WHAT IS EXPECTED
The word "attack" appears in some lines of the entries. Say how many, and give nothing but the number.

Extracted records

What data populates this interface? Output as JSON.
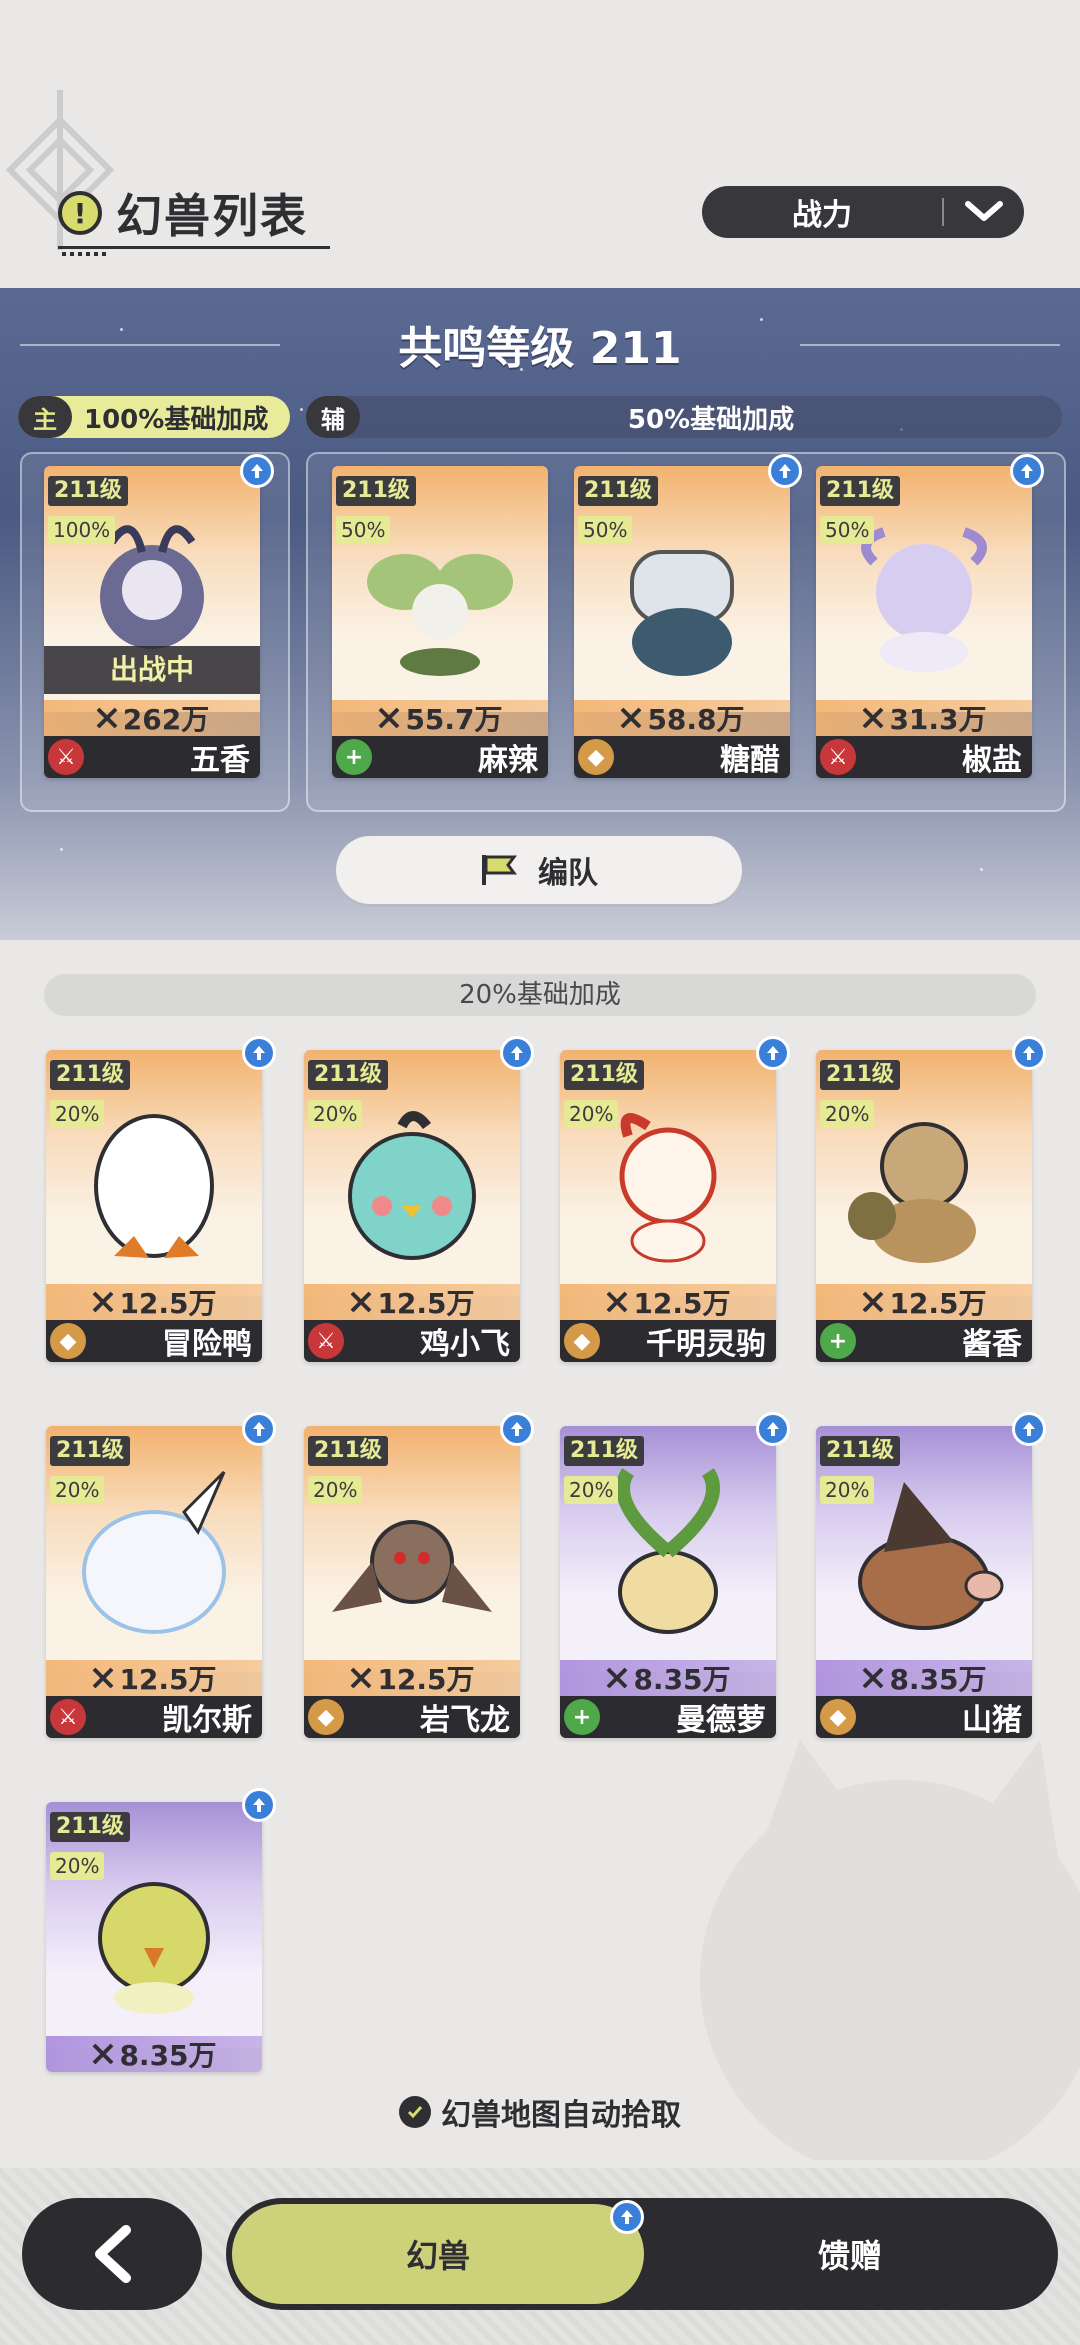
{
  "header": {
    "title": "幻兽列表",
    "sort": {
      "label": "战力"
    }
  },
  "resonance": {
    "title": "共鸣等级 211",
    "main_badge": "主",
    "main_bonus": "100%基础加成",
    "sub_badge": "辅",
    "sub_bonus": "50%基础加成",
    "team_button": "编队"
  },
  "main_pet": {
    "level": "211级",
    "percent": "100%",
    "status": "出战中",
    "power": "262万",
    "name": "五香",
    "role": "attack",
    "theme": "orange",
    "upgrade": true
  },
  "sub_pets": [
    {
      "level": "211级",
      "percent": "50%",
      "power": "55.7万",
      "name": "麻辣",
      "role": "heal",
      "theme": "orange",
      "upgrade": false
    },
    {
      "level": "211级",
      "percent": "50%",
      "power": "58.8万",
      "name": "糖醋",
      "role": "defense",
      "theme": "orange",
      "upgrade": true
    },
    {
      "level": "211级",
      "percent": "50%",
      "power": "31.3万",
      "name": "椒盐",
      "role": "attack",
      "theme": "orange",
      "upgrade": true
    }
  ],
  "reserve": {
    "bonus": "20%基础加成",
    "pets": [
      {
        "level": "211级",
        "percent": "20%",
        "power": "12.5万",
        "name": "冒险鸭",
        "role": "defense",
        "theme": "orange"
      },
      {
        "level": "211级",
        "percent": "20%",
        "power": "12.5万",
        "name": "鸡小飞",
        "role": "attack",
        "theme": "orange"
      },
      {
        "level": "211级",
        "percent": "20%",
        "power": "12.5万",
        "name": "千明灵驹",
        "role": "defense",
        "theme": "orange"
      },
      {
        "level": "211级",
        "percent": "20%",
        "power": "12.5万",
        "name": "酱香",
        "role": "heal",
        "theme": "orange"
      },
      {
        "level": "211级",
        "percent": "20%",
        "power": "12.5万",
        "name": "凯尔斯",
        "role": "attack",
        "theme": "orange"
      },
      {
        "level": "211级",
        "percent": "20%",
        "power": "12.5万",
        "name": "岩飞龙",
        "role": "defense",
        "theme": "orange"
      },
      {
        "level": "211级",
        "percent": "20%",
        "power": "8.35万",
        "name": "曼德萝",
        "role": "heal",
        "theme": "purple"
      },
      {
        "level": "211级",
        "percent": "20%",
        "power": "8.35万",
        "name": "山猪",
        "role": "defense",
        "theme": "purple"
      },
      {
        "level": "211级",
        "percent": "20%",
        "power": "8.35万",
        "name": "",
        "role": "",
        "theme": "purple"
      }
    ]
  },
  "auto_pickup": "幻兽地图自动拾取",
  "bottom_nav": {
    "back_icon": "back-arrow-icon",
    "tab_pets": "幻兽",
    "tab_gift": "馈赠"
  }
}
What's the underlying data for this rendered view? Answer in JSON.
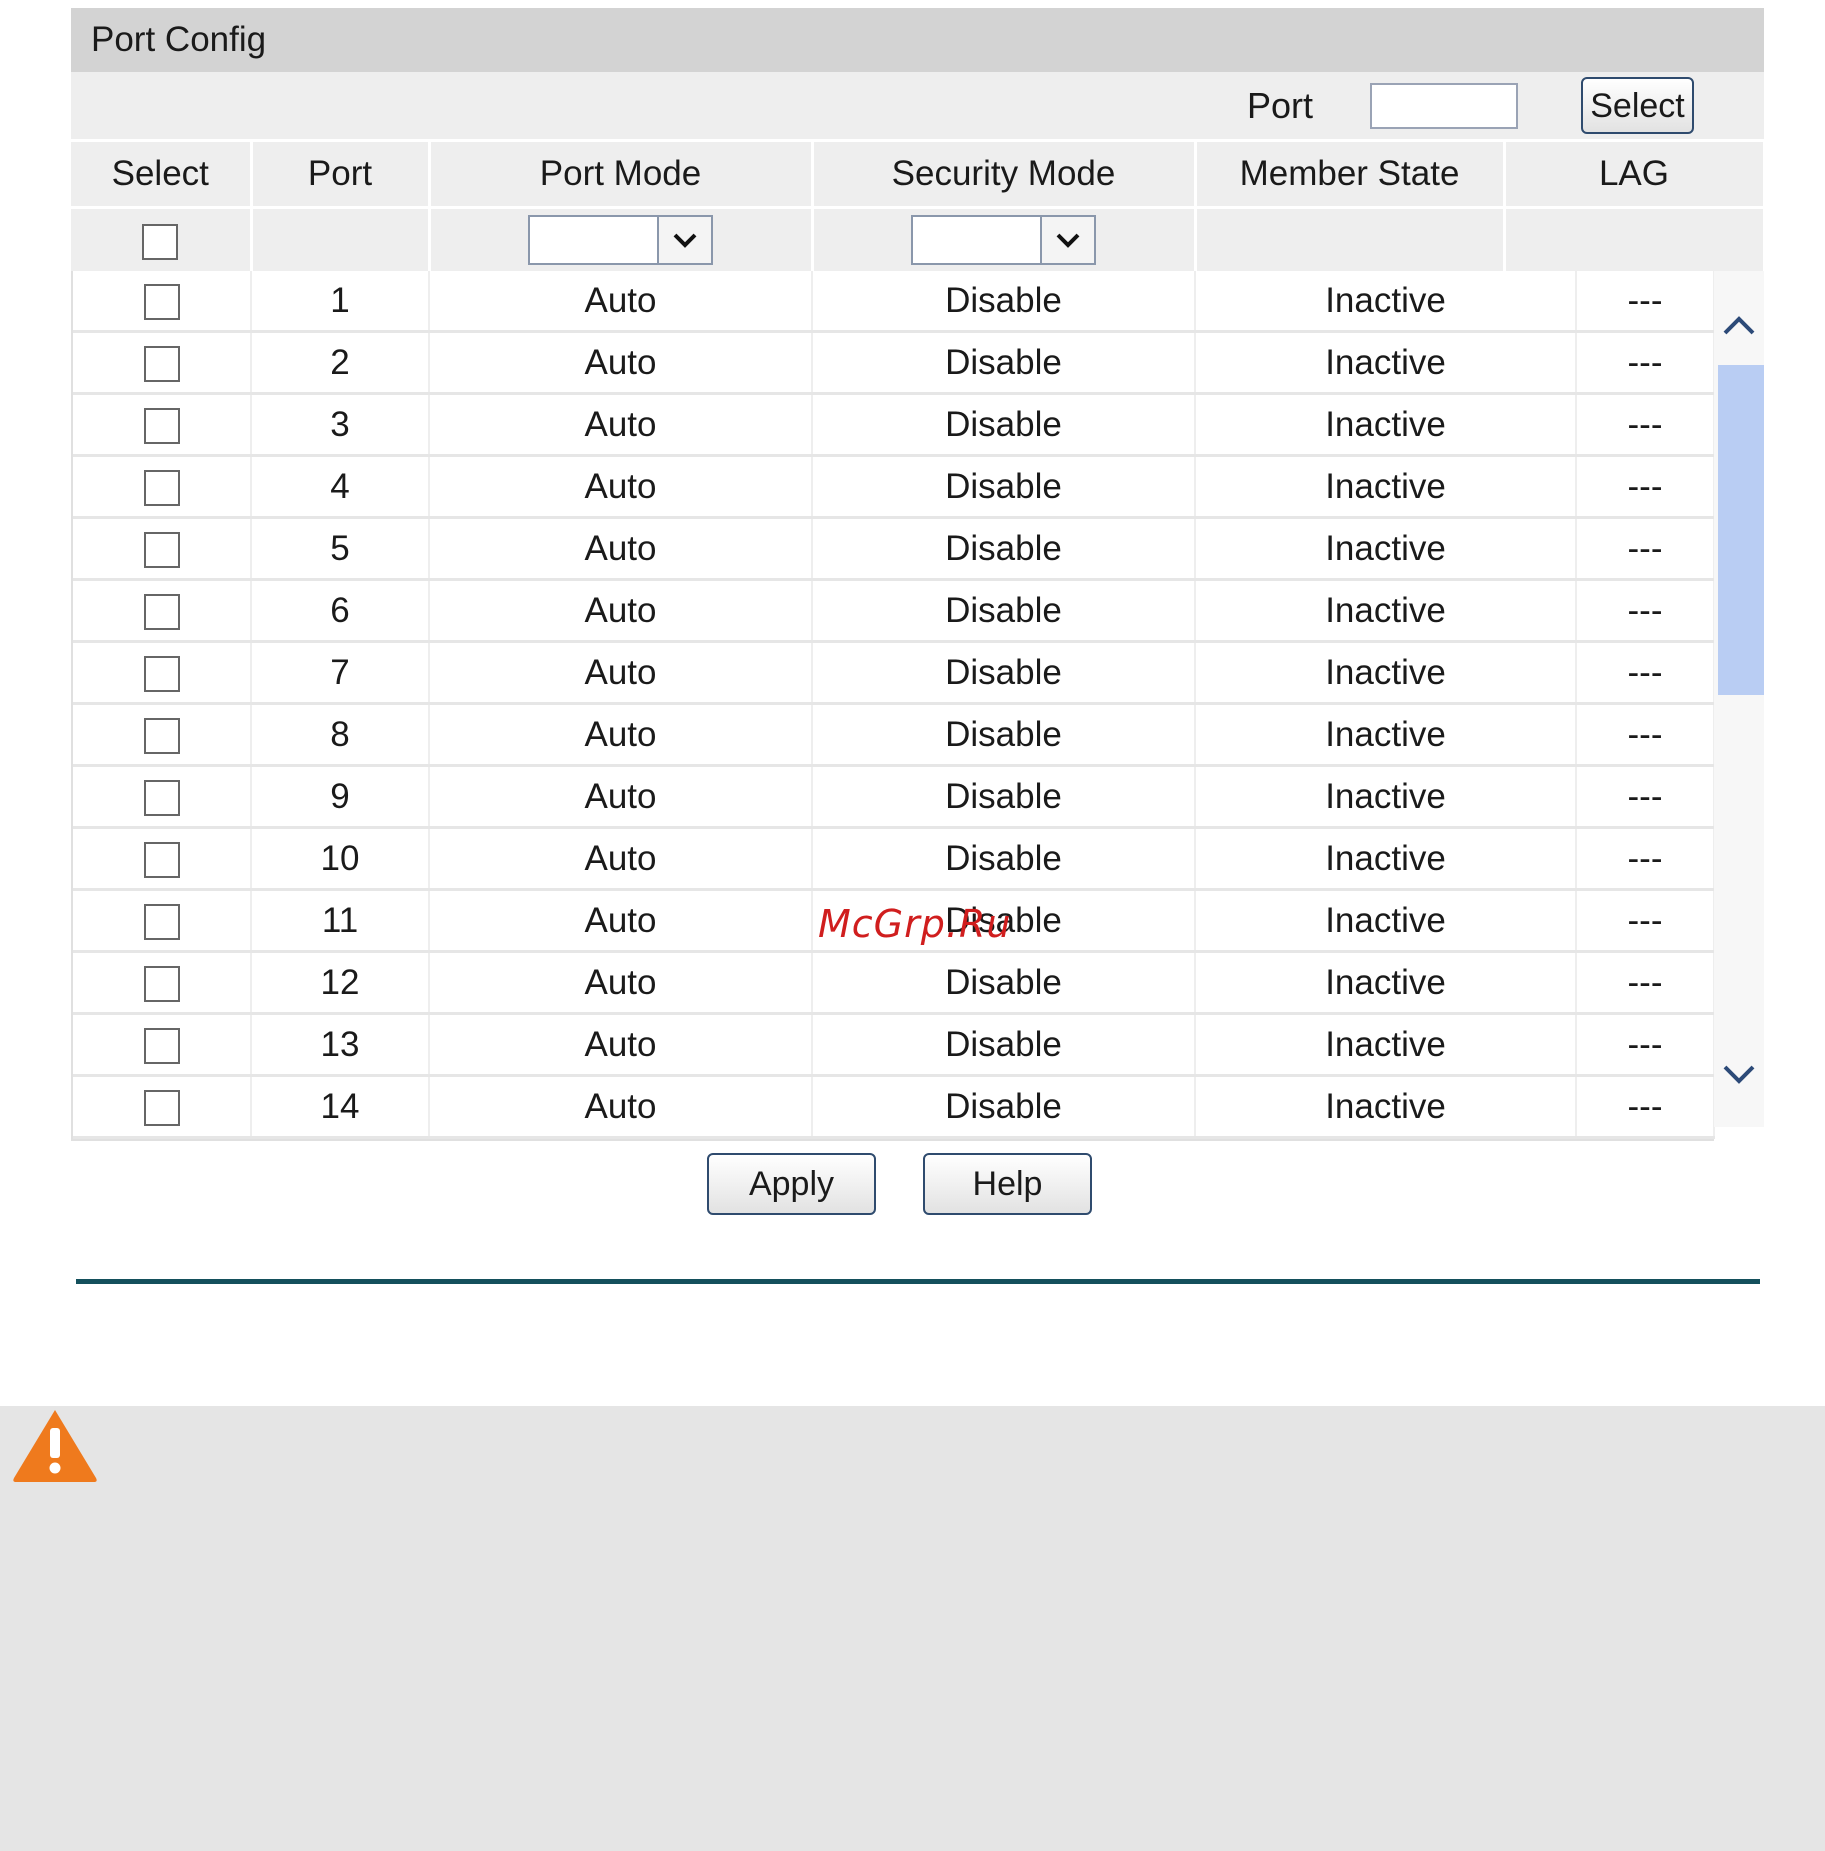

RESPONSE TO THIS EXERCISE
4